  • Microsoft official launches Azure
    It won’t be available for general use until early next year according to Ars, but RWW describes the launch event at the Redmond giant’s annual developer gathering. I was surprised to read that Mullenweg of Auttomatic participated though if his claims that Azure runs PHP and MySQL are true, why not?
  • Spain institutes right to broadband
    This will be support apparently through he carrier with the universal service contract. The right would be to a minimum speed service at a regulated price. Spain follows Finland who released announced a similar, though more ambitious, proposal.
  • Rollover bug mistaken for remote control of Droid phones
    I’ve actually professionally encountered this sort of bug in a device, before, similar to what Wired uncovered. I am surprised that this made it into the Droid give its provenance. To counter Gruber’s comments about how the press and public would react differently if this was the iPhone, I’d offer that for quite a bit of the Droid’s software stack, the sources are open for skeptics to audit for themselves.

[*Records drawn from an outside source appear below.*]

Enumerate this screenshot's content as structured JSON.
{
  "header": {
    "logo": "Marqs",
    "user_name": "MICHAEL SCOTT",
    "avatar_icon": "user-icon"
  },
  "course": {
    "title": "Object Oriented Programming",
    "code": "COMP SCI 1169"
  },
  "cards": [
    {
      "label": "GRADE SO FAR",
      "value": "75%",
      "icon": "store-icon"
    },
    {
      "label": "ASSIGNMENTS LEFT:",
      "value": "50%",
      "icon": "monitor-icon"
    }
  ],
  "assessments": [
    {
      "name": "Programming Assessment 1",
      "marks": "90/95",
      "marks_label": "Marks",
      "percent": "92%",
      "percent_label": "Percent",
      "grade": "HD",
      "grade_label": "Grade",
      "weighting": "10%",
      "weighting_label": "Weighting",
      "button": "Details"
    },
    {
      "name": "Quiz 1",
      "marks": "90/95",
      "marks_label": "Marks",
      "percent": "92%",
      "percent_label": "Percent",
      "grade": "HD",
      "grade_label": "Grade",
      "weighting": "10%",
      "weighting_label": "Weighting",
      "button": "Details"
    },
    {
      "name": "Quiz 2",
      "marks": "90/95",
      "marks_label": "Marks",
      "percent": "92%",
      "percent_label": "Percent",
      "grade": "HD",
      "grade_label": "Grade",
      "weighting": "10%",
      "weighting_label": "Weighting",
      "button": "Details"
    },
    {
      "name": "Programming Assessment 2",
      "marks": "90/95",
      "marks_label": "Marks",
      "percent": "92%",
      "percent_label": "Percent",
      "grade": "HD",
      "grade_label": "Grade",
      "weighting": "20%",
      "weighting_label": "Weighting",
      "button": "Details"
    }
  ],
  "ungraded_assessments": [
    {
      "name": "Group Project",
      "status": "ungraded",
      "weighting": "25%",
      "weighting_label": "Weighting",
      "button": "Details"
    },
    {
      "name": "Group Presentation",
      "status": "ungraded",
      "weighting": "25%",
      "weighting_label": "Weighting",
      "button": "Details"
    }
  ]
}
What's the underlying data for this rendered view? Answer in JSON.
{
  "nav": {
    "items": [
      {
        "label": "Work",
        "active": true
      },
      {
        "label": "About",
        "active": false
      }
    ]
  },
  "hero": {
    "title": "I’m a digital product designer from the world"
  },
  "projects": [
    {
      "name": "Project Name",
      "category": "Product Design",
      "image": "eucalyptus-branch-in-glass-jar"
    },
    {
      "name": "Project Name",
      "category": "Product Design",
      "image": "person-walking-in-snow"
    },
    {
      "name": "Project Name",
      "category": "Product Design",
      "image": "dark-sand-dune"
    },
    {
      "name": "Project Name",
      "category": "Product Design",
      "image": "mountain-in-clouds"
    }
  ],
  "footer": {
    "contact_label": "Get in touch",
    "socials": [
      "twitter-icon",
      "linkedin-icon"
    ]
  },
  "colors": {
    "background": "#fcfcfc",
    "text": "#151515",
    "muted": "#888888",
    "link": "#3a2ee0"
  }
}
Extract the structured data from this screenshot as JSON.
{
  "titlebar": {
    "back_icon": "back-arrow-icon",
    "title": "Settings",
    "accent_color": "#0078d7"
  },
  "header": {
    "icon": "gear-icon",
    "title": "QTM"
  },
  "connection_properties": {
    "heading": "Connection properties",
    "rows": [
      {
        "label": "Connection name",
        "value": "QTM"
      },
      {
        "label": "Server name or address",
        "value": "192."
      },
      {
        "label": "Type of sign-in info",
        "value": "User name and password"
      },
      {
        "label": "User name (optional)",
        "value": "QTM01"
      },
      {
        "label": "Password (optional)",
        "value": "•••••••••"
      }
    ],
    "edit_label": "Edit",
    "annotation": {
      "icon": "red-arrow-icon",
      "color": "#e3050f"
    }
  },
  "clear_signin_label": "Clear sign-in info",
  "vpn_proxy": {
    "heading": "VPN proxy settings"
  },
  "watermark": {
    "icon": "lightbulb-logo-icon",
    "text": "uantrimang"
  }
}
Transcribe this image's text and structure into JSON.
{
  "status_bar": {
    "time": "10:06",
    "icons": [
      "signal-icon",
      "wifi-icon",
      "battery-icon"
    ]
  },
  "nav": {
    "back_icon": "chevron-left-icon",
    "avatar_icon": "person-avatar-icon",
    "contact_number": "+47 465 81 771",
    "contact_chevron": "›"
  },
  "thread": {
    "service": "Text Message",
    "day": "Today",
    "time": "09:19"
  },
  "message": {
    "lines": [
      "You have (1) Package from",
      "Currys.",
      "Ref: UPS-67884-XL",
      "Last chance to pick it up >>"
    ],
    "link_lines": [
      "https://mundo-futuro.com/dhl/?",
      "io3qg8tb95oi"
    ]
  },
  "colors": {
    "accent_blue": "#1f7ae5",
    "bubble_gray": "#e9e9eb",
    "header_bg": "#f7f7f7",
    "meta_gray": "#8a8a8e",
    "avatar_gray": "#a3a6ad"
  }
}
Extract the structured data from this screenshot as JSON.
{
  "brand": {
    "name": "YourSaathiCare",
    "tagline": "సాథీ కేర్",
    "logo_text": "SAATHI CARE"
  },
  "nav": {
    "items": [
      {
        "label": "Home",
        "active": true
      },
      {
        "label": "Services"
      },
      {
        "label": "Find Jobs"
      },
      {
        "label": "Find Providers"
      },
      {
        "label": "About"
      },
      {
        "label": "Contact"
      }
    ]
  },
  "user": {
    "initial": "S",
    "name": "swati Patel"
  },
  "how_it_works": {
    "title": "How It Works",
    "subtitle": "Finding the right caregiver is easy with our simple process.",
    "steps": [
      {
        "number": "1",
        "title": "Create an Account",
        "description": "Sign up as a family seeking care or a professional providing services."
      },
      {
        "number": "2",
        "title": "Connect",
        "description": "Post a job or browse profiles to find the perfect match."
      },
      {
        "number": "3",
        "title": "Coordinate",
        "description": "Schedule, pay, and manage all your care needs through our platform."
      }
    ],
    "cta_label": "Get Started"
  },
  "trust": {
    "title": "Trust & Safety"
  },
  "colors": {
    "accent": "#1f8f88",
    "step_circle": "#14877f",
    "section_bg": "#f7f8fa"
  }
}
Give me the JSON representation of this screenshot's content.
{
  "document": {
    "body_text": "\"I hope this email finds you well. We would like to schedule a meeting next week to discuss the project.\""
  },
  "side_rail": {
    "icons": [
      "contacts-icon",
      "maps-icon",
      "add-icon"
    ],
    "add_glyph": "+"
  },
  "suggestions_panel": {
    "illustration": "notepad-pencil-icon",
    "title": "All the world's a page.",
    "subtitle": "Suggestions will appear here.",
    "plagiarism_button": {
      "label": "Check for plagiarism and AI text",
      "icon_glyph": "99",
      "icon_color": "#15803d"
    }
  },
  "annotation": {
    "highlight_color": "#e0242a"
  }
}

  • Issues with verifying recovery.gov data
    This post from the Sunlight Foundation is a good basis for tempering enthusiasm for raw or, as Lessig recently put it, naked transparency though for different reasons. Here Hanlon’s Law, the one about incompetence before malice, seems to be in full effect. It does beg the question of how we can improve or establish the checks and audits that would have caught this.
  • First programmable quantum computer
    I hadn’t realized that the prototypes I’ve been reading about for the last few years were so task specific. Casey Johnston has the story at Ars of a new NIST design that is much more directly comparable to the classical, general purpose computers with which most of us are familiar.
  • FCC takes on cable, satellite operators over broadband access
    Cecilia Kang at the Post shares a write up of an FCC presentation taking issue with the lack of innovation and choice with the current cable and satellite operators. My only concern is the focus on television as a network access device, I hope we see this same zeal applied to the lack of choices for traditional broadband, as well.
  • New incubator to help bring technologists, government together
    RWW has an excellent write up of Anil Dash’s newly announced venture. They especially do an excellent job of contrasting Expert Labs to Tim O’Reilly’s similar and perhaps complementary efforts in this space. My only question–Anil, are you hiring?